Work required:
Every entry below should be printed exactly, without its images.

Dataset rows describing interfaces:
BEGIN
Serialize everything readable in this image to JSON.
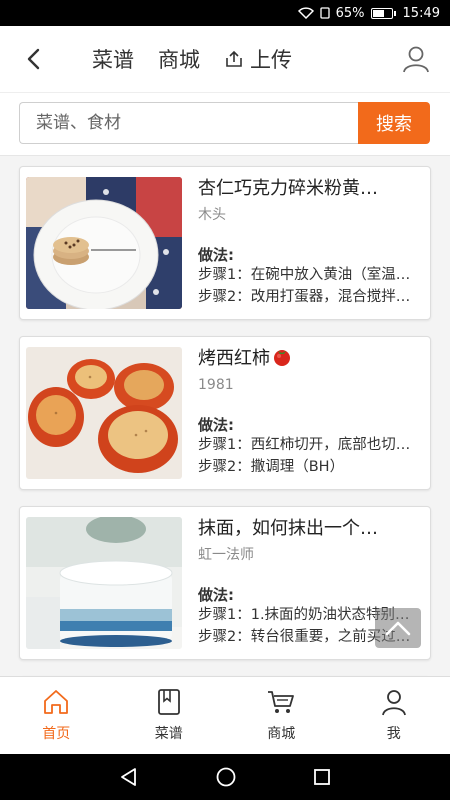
{
  "status_bar": {
    "battery": "65%",
    "time": "15:49",
    "battery_level": 0.65
  },
  "header": {
    "tabs": [
      {
        "label": "菜谱"
      },
      {
        "label": "商城"
      },
      {
        "label": "上传"
      }
    ]
  },
  "search": {
    "placeholder": "菜谱、食材",
    "button_label": "搜索"
  },
  "recipes": [
    {
      "title": "杏仁巧克力碎米粉黄…",
      "author": "木头",
      "method_label": "做法:",
      "step1": "步骤1：在碗中放入黄油（室温…",
      "step2": "步骤2：改用打蛋器，混合搅拌…"
    },
    {
      "title": "烤西红柿",
      "author": "1981",
      "method_label": "做法:",
      "step1": "步骤1：西红柿切开，底部也切…",
      "step2": "步骤2：撒调理（BH）"
    },
    {
      "title": "抹面，如何抹出一个…",
      "author": "虹一法师",
      "method_label": "做法:",
      "step1": "步骤1：1.抹面的奶油状态特别…",
      "step2": "步骤2：转台很重要，之前买过…"
    }
  ],
  "bottom_nav": [
    {
      "label": "首页",
      "icon": "home-icon",
      "active": true
    },
    {
      "label": "菜谱",
      "icon": "book-icon",
      "active": false
    },
    {
      "label": "商城",
      "icon": "cart-icon",
      "active": false
    },
    {
      "label": "我",
      "icon": "user-icon",
      "active": false
    }
  ],
  "colors": {
    "accent": "#f26a1b"
  }
}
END
Solution to this exercise:
Serialize everything readable in this image to JSON.
{
  "status_bar": {
    "battery": "65%",
    "time": "15:49",
    "battery_level": 0.65
  },
  "header": {
    "tabs": [
      {
        "label": "菜谱"
      },
      {
        "label": "商城"
      },
      {
        "label": "上传"
      }
    ]
  },
  "search": {
    "placeholder": "菜谱、食材",
    "button_label": "搜索"
  },
  "recipes": [
    {
      "title": "杏仁巧克力碎米粉黄…",
      "author": "木头",
      "method_label": "做法:",
      "step1": "步骤1：在碗中放入黄油（室温…",
      "step2": "步骤2：改用打蛋器，混合搅拌…"
    },
    {
      "title": "烤西红柿",
      "author": "1981",
      "method_label": "做法:",
      "step1": "步骤1：西红柿切开，底部也切…",
      "step2": "步骤2：撒调理（BH）"
    },
    {
      "title": "抹面，如何抹出一个…",
      "author": "虹一法师",
      "method_label": "做法:",
      "step1": "步骤1：1.抹面的奶油状态特别…",
      "step2": "步骤2：转台很重要，之前买过…"
    }
  ],
  "bottom_nav": [
    {
      "label": "首页",
      "icon": "home-icon",
      "active": true
    },
    {
      "label": "菜谱",
      "icon": "book-icon",
      "active": false
    },
    {
      "label": "商城",
      "icon": "cart-icon",
      "active": false
    },
    {
      "label": "我",
      "icon": "user-icon",
      "active": false
    }
  ],
  "colors": {
    "accent": "#f26a1b"
  }
}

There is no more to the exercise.